**Your task**
What you return should be the full listing, copied exactly and stripped of its pictures.

**Data**
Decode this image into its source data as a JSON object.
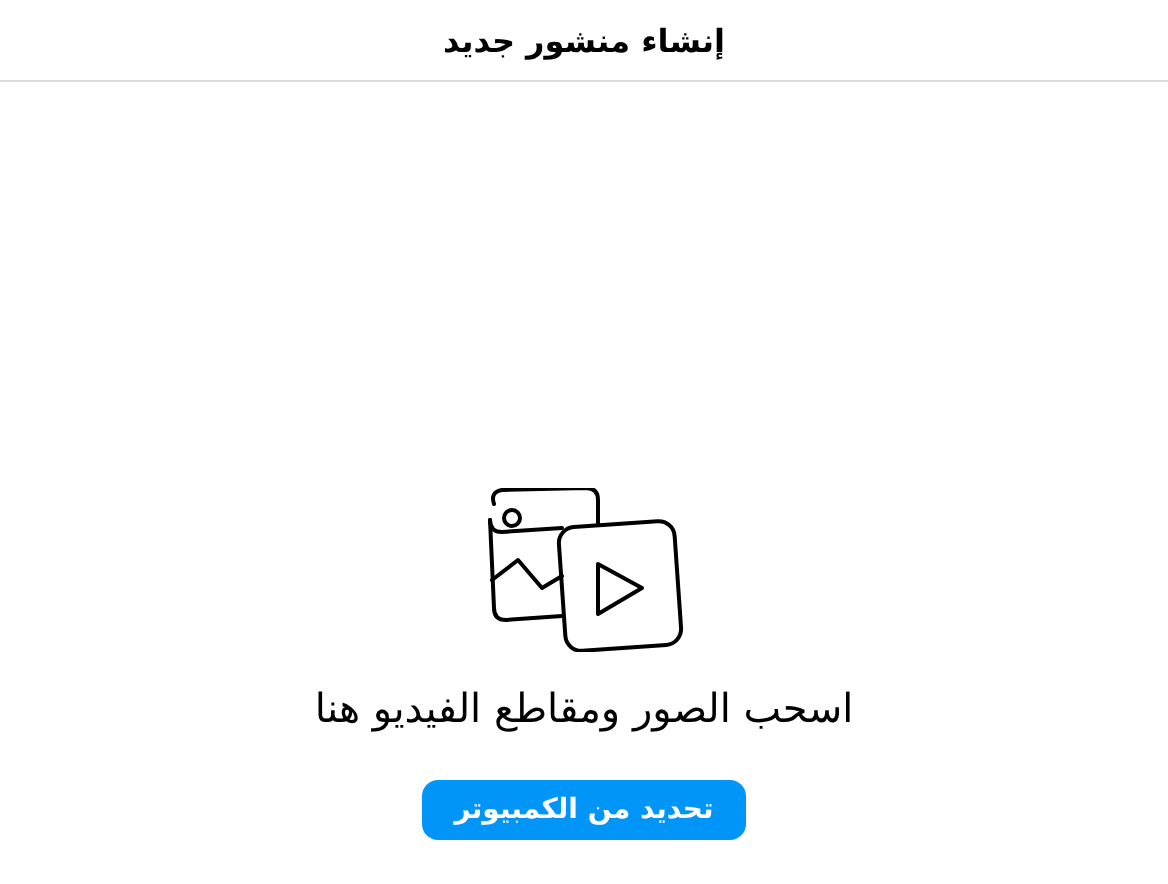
{
  "header": {
    "title": "إنشاء منشور جديد"
  },
  "upload": {
    "prompt": "اسحب الصور ومقاطع الفيديو هنا",
    "button": "تحديد من الكمبيوتر"
  }
}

**Answer to this task**
Decode this image into its source data as a JSON object.
{
  "header": {
    "title": "إنشاء منشور جديد"
  },
  "upload": {
    "prompt": "اسحب الصور ومقاطع الفيديو هنا",
    "button": "تحديد من الكمبيوتر"
  }
}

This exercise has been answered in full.